Only lines containing the word "label" belong in the answer; copy each one from the records.

Data entries
=-=-=-=-=
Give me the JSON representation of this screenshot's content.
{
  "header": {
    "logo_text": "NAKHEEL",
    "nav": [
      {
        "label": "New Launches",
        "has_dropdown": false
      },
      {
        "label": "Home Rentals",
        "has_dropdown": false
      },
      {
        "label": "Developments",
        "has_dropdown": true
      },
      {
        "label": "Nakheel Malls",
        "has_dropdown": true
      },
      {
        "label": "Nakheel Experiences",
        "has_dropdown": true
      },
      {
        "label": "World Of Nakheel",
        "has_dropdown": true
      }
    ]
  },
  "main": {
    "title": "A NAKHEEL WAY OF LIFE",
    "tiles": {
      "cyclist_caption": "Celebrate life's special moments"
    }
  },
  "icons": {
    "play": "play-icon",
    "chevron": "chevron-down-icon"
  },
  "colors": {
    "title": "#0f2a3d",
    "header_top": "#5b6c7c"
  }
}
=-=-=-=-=
Solution below>
        "label": "New Launches",
        "label": "Home Rentals",
        "label": "Developments",
        "label": "Nakheel Malls",
        "label": "Nakheel Experiences",
        "label": "World Of Nakheel",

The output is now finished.